### Activity
The records below must be copied in full; omit the images.

### Records shown
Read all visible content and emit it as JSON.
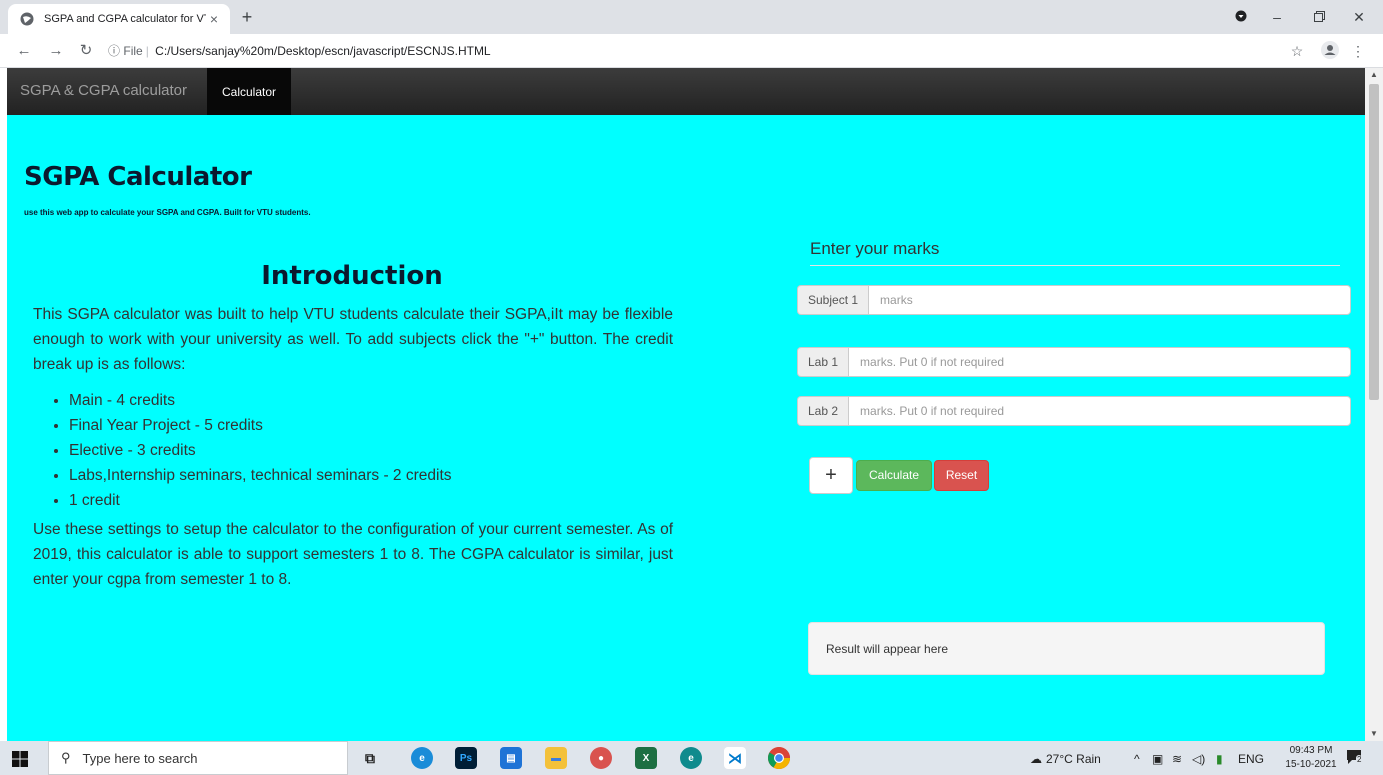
{
  "browser": {
    "tab_title": "SGPA and CGPA calculator for VT",
    "tab_close": "×",
    "new_tab": "+",
    "url_scheme": "File",
    "url_path": "C:/Users/sanjay%20m/Desktop/escn/javascript/ESCNJS.HTML"
  },
  "navbar": {
    "brand": "SGPA & CGPA calculator",
    "active_link": "Calculator"
  },
  "header": {
    "title": "SGPA Calculator",
    "subtitle": "use this web app to calculate your SGPA and CGPA. Built for VTU students."
  },
  "intro": {
    "title": "Introduction",
    "p1": "This SGPA calculator was built to help VTU students calculate their SGPA,iIt may be flexible enough to work with your university as well. To add subjects click the \"+\" button. The credit break up is as follows:",
    "credits": [
      "Main - 4 credits",
      "Final Year Project - 5 credits",
      "Elective - 3 credits",
      "Labs,Internship seminars, technical seminars - 2 credits",
      "1 credit"
    ],
    "p2": "Use these settings to setup the calculator to the configuration of your current semester. As of 2019, this calculator is able to support semesters 1 to 8. The CGPA calculator is similar, just enter your cgpa from semester 1 to 8."
  },
  "form": {
    "heading": "Enter your marks",
    "rows": [
      {
        "label": "Subject 1",
        "placeholder": "marks"
      },
      {
        "label": "Lab 1",
        "placeholder": "marks. Put 0 if not required"
      },
      {
        "label": "Lab 2",
        "placeholder": "marks. Put 0 if not required"
      }
    ],
    "add_label": "+",
    "calculate_label": "Calculate",
    "reset_label": "Reset",
    "result_text": "Result will appear here",
    "colors": {
      "calculate": "#5cb85c",
      "reset": "#d9534f",
      "page_bg": "#00ffff"
    }
  },
  "taskbar": {
    "search_placeholder": "Type here to search",
    "weather": "27°C  Rain",
    "language": "ENG",
    "time": "09:43 PM",
    "date": "15-10-2021",
    "notifications": "2",
    "apps": [
      "task-view",
      "edge",
      "photoshop",
      "calendar",
      "file-explorer",
      "chrome-dev",
      "excel",
      "edge-beta",
      "vscode",
      "chrome"
    ]
  }
}
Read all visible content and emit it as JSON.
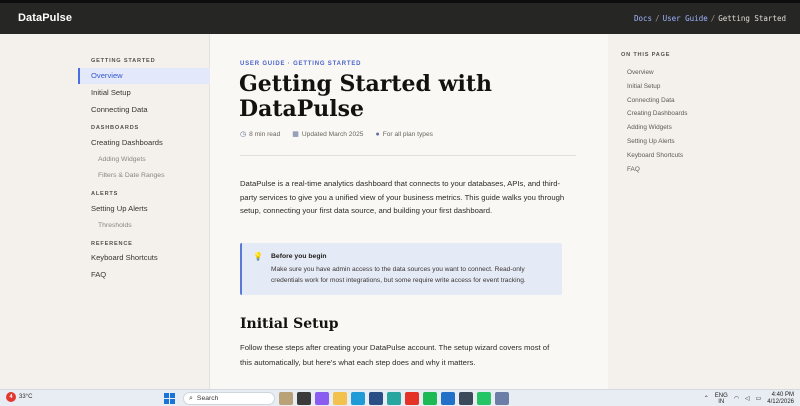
{
  "app": {
    "logo": "DataPulse"
  },
  "breadcrumb": {
    "docs": "Docs",
    "sep1": "/",
    "guide": "User Guide",
    "sep2": "/",
    "current": "Getting Started"
  },
  "sidebar": {
    "sections": [
      "GETTING STARTED",
      "DASHBOARDS",
      "ALERTS",
      "REFERENCE"
    ],
    "items": [
      "Overview",
      "Initial Setup",
      "Connecting Data",
      "Creating Dashboards",
      "Adding Widgets",
      "Filters & Date Ranges",
      "Setting Up Alerts",
      "Thresholds",
      "Keyboard Shortcuts",
      "FAQ"
    ]
  },
  "article": {
    "eyebrow": "USER GUIDE · GETTING STARTED",
    "title": "Getting Started with DataPulse",
    "meta": {
      "read": "8 min read",
      "updated": "Updated March 2025",
      "plans": "For all plan types"
    },
    "lead": "DataPulse is a real-time analytics dashboard that connects to your databases, APIs, and third-party services to give you a unified view of your business metrics. This guide walks you through setup, connecting your first data source, and building your first dashboard.",
    "callout": {
      "title": "Before you begin",
      "body": "Make sure you have admin access to the data sources you want to connect. Read-only credentials work for most integrations, but some require write access for event tracking."
    },
    "h2": "Initial Setup",
    "para2": "Follow these steps after creating your DataPulse account. The setup wizard covers most of this automatically, but here's what each step does and why it matters."
  },
  "toc": {
    "title": "ON THIS PAGE",
    "items": [
      "Overview",
      "Initial Setup",
      "Connecting Data",
      "Creating Dashboards",
      "Adding Widgets",
      "Setting Up Alerts",
      "Keyboard Shortcuts",
      "FAQ"
    ]
  },
  "taskbar": {
    "weather_badge": "4",
    "temp": "33°C",
    "search": "Search",
    "lang1": "ENG",
    "lang2": "IN",
    "time": "4:40 PM",
    "date": "4/12/2026"
  },
  "colors": {
    "accent": "#4a6ee0",
    "topbar": "#262624",
    "callout": "#e5eaf7"
  }
}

### The completed task
Read all visible content and emit it as JSON.
{
  "browser": {
    "tab_title": "SGPA and CGPA calculator for VT",
    "tab_close": "×",
    "new_tab": "+",
    "url_scheme": "File",
    "url_path": "C:/Users/sanjay%20m/Desktop/escn/javascript/ESCNJS.HTML"
  },
  "navbar": {
    "brand": "SGPA & CGPA calculator",
    "active_link": "Calculator"
  },
  "header": {
    "title": "SGPA Calculator",
    "subtitle": "use this web app to calculate your SGPA and CGPA. Built for VTU students."
  },
  "intro": {
    "title": "Introduction",
    "p1": "This SGPA calculator was built to help VTU students calculate their SGPA,iIt may be flexible enough to work with your university as well. To add subjects click the \"+\" button. The credit break up is as follows:",
    "credits": [
      "Main - 4 credits",
      "Final Year Project - 5 credits",
      "Elective - 3 credits",
      "Labs,Internship seminars, technical seminars - 2 credits",
      "1 credit"
    ],
    "p2": "Use these settings to setup the calculator to the configuration of your current semester. As of 2019, this calculator is able to support semesters 1 to 8. The CGPA calculator is similar, just enter your cgpa from semester 1 to 8."
  },
  "form": {
    "heading": "Enter your marks",
    "rows": [
      {
        "label": "Subject 1",
        "placeholder": "marks"
      },
      {
        "label": "Lab 1",
        "placeholder": "marks. Put 0 if not required"
      },
      {
        "label": "Lab 2",
        "placeholder": "marks. Put 0 if not required"
      }
    ],
    "add_label": "+",
    "calculate_label": "Calculate",
    "reset_label": "Reset",
    "result_text": "Result will appear here",
    "colors": {
      "calculate": "#5cb85c",
      "reset": "#d9534f",
      "page_bg": "#00ffff"
    }
  },
  "taskbar": {
    "search_placeholder": "Type here to search",
    "weather": "27°C  Rain",
    "language": "ENG",
    "time": "09:43 PM",
    "date": "15-10-2021",
    "notifications": "2",
    "apps": [
      "task-view",
      "edge",
      "photoshop",
      "calendar",
      "file-explorer",
      "chrome-dev",
      "excel",
      "edge-beta",
      "vscode",
      "chrome"
    ]
  }
}
Read all visible content and emit it as JSON.
{
  "app": {
    "logo": "DataPulse"
  },
  "breadcrumb": {
    "docs": "Docs",
    "sep1": "/",
    "guide": "User Guide",
    "sep2": "/",
    "current": "Getting Started"
  },
  "sidebar": {
    "sections": [
      "GETTING STARTED",
      "DASHBOARDS",
      "ALERTS",
      "REFERENCE"
    ],
    "items": [
      "Overview",
      "Initial Setup",
      "Connecting Data",
      "Creating Dashboards",
      "Adding Widgets",
      "Filters & Date Ranges",
      "Setting Up Alerts",
      "Thresholds",
      "Keyboard Shortcuts",
      "FAQ"
    ]
  },
  "article": {
    "eyebrow": "USER GUIDE · GETTING STARTED",
    "title": "Getting Started with DataPulse",
    "meta": {
      "read": "8 min read",
      "updated": "Updated March 2025",
      "plans": "For all plan types"
    },
    "lead": "DataPulse is a real-time analytics dashboard that connects to your databases, APIs, and third-party services to give you a unified view of your business metrics. This guide walks you through setup, connecting your first data source, and building your first dashboard.",
    "callout": {
      "title": "Before you begin",
      "body": "Make sure you have admin access to the data sources you want to connect. Read-only credentials work for most integrations, but some require write access for event tracking."
    },
    "h2": "Initial Setup",
    "para2": "Follow these steps after creating your DataPulse account. The setup wizard covers most of this automatically, but here's what each step does and why it matters."
  },
  "toc": {
    "title": "ON THIS PAGE",
    "items": [
      "Overview",
      "Initial Setup",
      "Connecting Data",
      "Creating Dashboards",
      "Adding Widgets",
      "Setting Up Alerts",
      "Keyboard Shortcuts",
      "FAQ"
    ]
  },
  "taskbar": {
    "weather_badge": "4",
    "temp": "33°C",
    "search": "Search",
    "lang1": "ENG",
    "lang2": "IN",
    "time": "4:40 PM",
    "date": "4/12/2026"
  },
  "colors": {
    "accent": "#4a6ee0",
    "topbar": "#262624",
    "callout": "#e5eaf7"
  }
}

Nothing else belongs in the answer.